Lot 29
  • 29


300,000 - 500,000 GBP
bidding is closed


  • each 52cm. high, 34cm. wide, 34cm. deep; 1ft. 8½in., 1ft. 1½in., 1ft. 1½in.
Vases Cordelier à ornaments, the ovoid bodies enriched in burnished and matt gilding and painted in monochrome with the draped female figure supporting swags of flowers, between bands of applied palmettes and beaded bands, the shoulders with paterae reserved against trellis pattern, the lower parts gadrooned, the collars and stems moulded and gilt with bands of laurels, the neck and stems with bands of stiff-leaves, the stepped circular feet with further bands of leaf ornament, supported by square gilt-bronze bases, the scroll handles with beaded, rosette and leaf ornament the underside with a crowned interlaced LL monogram enclosing date code LL in blue for 1788


Château de Rotalier, Beaufort, where these vases were already recorded in 1886 as part of a family donation and remained there until 1995. Sold in these rooms on 8th June 2005, lot 54 and again 7th July 2009, lot 62.

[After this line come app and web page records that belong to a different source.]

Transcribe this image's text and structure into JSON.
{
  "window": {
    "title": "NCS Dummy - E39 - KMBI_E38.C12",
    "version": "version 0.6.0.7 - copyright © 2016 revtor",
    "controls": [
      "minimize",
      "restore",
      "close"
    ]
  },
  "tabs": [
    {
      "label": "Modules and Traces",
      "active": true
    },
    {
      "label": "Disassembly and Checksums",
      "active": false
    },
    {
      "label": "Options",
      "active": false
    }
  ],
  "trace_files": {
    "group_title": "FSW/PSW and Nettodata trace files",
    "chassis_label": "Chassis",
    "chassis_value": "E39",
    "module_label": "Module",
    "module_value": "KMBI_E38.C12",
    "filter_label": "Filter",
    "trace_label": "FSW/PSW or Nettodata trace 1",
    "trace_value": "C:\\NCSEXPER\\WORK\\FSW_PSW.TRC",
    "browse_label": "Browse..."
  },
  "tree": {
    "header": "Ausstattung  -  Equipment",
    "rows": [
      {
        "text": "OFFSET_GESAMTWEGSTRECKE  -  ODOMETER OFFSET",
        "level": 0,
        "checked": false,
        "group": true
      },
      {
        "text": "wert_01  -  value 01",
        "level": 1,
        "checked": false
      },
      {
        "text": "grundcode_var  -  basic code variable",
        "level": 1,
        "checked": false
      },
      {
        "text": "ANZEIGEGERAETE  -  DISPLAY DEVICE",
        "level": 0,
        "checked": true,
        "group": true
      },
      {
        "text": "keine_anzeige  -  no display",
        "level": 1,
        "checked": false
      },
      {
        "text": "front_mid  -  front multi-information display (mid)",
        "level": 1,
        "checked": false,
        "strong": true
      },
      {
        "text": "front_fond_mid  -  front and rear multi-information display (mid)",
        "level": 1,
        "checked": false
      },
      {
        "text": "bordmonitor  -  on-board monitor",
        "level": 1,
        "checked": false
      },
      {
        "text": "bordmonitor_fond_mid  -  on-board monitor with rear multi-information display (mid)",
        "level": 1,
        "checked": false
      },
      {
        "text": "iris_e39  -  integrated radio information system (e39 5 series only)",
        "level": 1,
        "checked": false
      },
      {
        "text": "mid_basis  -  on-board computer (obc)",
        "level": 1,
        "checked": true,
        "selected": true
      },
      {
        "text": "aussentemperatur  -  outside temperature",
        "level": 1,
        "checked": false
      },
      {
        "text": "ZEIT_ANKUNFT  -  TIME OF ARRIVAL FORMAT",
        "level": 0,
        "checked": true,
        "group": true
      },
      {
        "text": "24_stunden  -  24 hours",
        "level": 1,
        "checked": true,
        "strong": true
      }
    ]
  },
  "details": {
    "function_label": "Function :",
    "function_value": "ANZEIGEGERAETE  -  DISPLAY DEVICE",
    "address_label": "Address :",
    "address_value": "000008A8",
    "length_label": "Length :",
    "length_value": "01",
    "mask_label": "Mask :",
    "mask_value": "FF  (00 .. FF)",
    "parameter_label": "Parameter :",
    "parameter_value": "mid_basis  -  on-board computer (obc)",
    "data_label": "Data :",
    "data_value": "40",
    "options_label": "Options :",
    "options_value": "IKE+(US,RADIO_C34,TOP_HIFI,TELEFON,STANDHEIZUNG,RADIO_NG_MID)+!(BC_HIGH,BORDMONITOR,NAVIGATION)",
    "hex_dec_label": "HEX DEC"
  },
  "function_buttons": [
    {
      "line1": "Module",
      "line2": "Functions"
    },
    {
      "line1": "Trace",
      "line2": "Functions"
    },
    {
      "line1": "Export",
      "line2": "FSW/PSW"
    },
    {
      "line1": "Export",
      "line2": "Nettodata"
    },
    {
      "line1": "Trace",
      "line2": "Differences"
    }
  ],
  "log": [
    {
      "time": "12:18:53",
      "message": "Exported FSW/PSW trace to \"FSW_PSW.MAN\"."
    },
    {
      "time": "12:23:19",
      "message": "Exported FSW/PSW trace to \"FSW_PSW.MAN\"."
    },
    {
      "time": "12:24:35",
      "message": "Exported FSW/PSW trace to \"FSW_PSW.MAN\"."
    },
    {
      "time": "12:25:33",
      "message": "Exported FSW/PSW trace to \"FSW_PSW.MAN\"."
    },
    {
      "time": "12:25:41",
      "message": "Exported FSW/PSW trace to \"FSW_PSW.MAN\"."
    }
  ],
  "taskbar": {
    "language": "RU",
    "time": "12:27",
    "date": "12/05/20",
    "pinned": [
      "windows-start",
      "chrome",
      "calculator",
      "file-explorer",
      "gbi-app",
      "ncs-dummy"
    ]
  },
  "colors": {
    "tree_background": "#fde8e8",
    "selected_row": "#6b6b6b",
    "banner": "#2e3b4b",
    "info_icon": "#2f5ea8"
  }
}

Catalogue Note

The plaster model of the Vase Cordelier à ornaments is preserved in the Sèvres Museum and is listed in the oldest surviving inventory, begun in 1817, this model has the same reliefs as those on the present vases (fig.1). This form of vase first appears under the name Vase Cordelier in 1804, though its earlier appellation has not been identified. The archives of the Manufacture de Sèvres record that only one pair of vases of this model was executed in 1788. A pair of slightly smaller lilac-ground Vases Cordelier from 1790, decorated by Philippe Castel en grisaille with hunting landscapes and embellished with similar gilt-metal mounts, is in the Sèvres Museum (MNC 26,406 1-2), and published by Marie-Noël Pinot de Villechenon, Sèvres Porcelain from the Sèvres Museum 1740 to the Present Day, London, 1997, p.47, no.46 (fig.2).

The "Régistre de Paiements des Peintres", Armand le jeune received payment on 26 November 1788 for "deux vases biscuit bas relief et dorureIt is almost certain that this entry refers to the present pair of vases. Furthermore, the "Régistre d'Enfournement pour l'Année 1788" reveals that "Deux Vases en Bas Relief et Or, Armand" went through the kiln process.

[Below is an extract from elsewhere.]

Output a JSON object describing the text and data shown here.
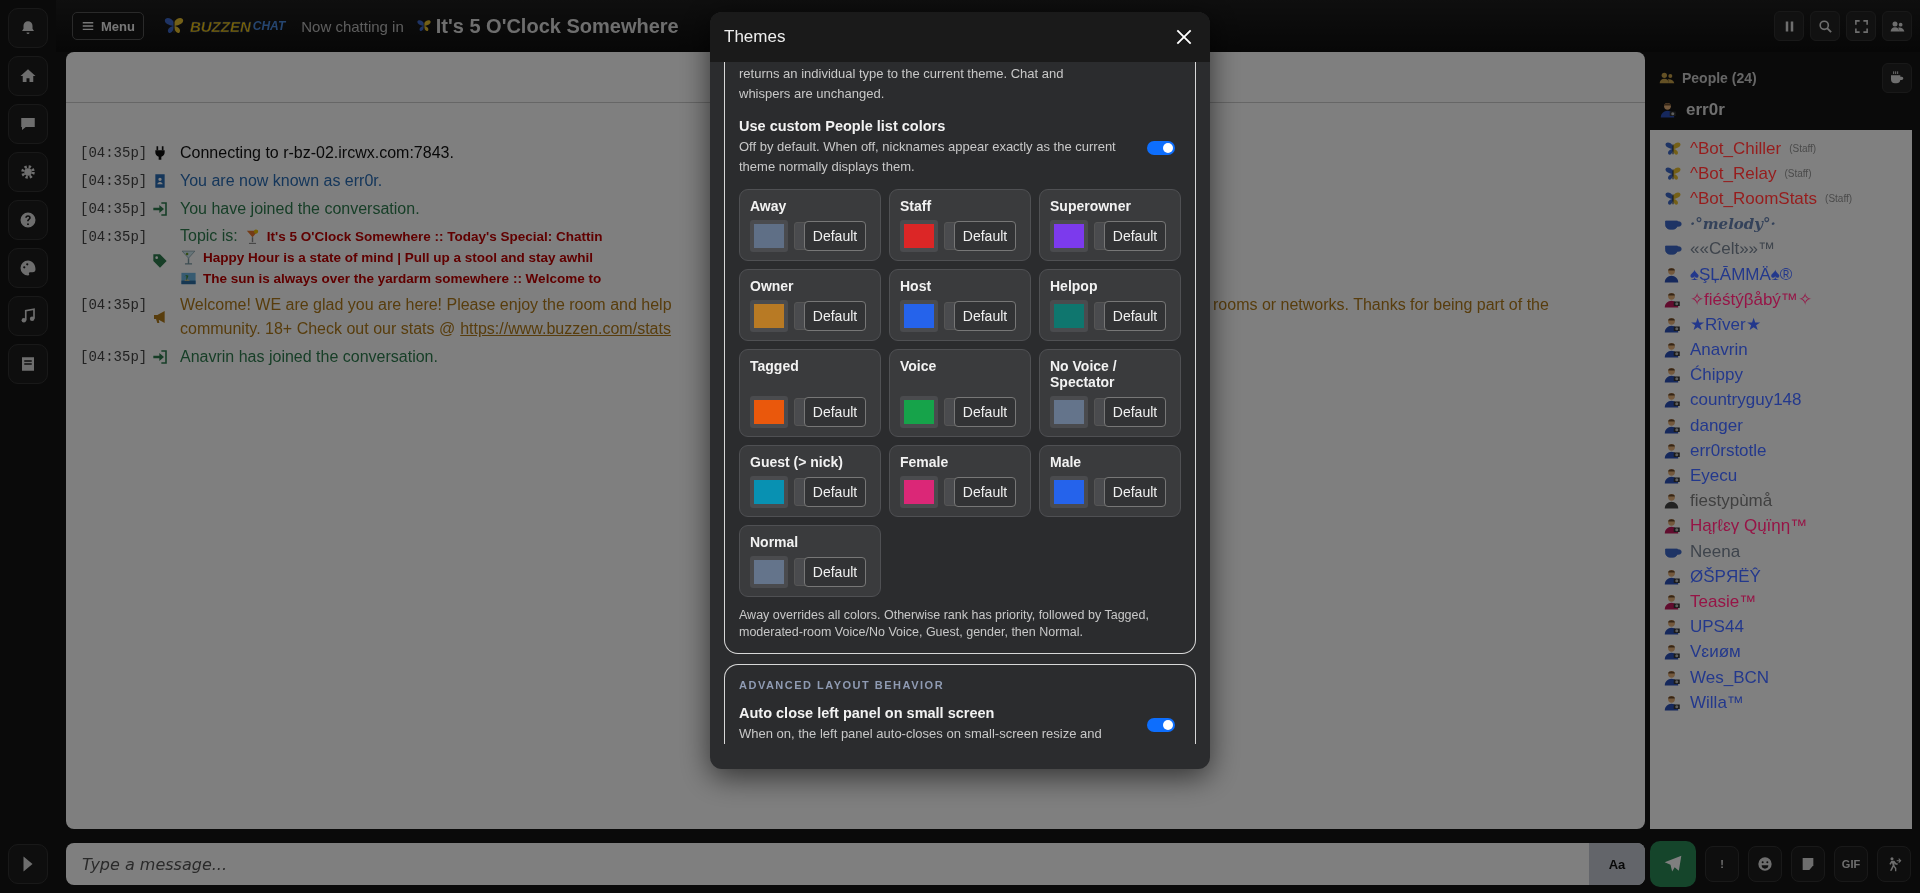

The painters and gilder’s active at Sèvres in the 18th century regularly marked their pieces in a particular and personal way in addition to the factory mark of the Royal cypher of two interlaced L's and alphabetical date codes. These additional marks, unique to each decorator varied from clearly marked initials or cyphers to a rebus and in some cases, the factory mark incorporates the decorator’s mark. An examination of the style in which the mark is applied, and the decoration of a piece can reveal the artist responsible. This is true of the decorator, Pierre-Louis-Philippe Armand (1746-1788); the interlaced L's marks include dots at the intersections which is thought to correspond to his hand. Pierre-Louis-Philippe, le jeune and his older brother Louis-Denis Armand, l’aîné, were the foremost decorators of their day. The older Armand was noted for his bird subjects, whilst the younger was highly regarded for his flower painting. As such, they set the tone for the dominant styles and subjects at the factory for much of their tenure in the same way that Höroldt set the fashion for chinoiserie painting at Meissen. The brothers were the best paid artists in the painting workshop and both were active for many years. Interestingly both painters did not mark with initials or a cypher, but both apply a carefully drawn factory cypher of interlaced L's combined with subtler marks.  So much so that the crescent mark of the older Armand was not firmly identified until about 1990 through the painstaking research of Bernard Dragesco. Their work ranks among the finest pieces produced by the factory and they worked on many important commissions for the elite of European nobility. The present vases are an impressive coda to the career of one of the great porcelain decorators.

Much of the original research on the present vases was prepared by Cyrille Froissart and Sotheby’s are grateful for his archival research and to Tamara Préaud, now former archivist of the Manufacture nationale de Sèvres, for providing the illustration of the model of the Vase Cordelier à ornaments.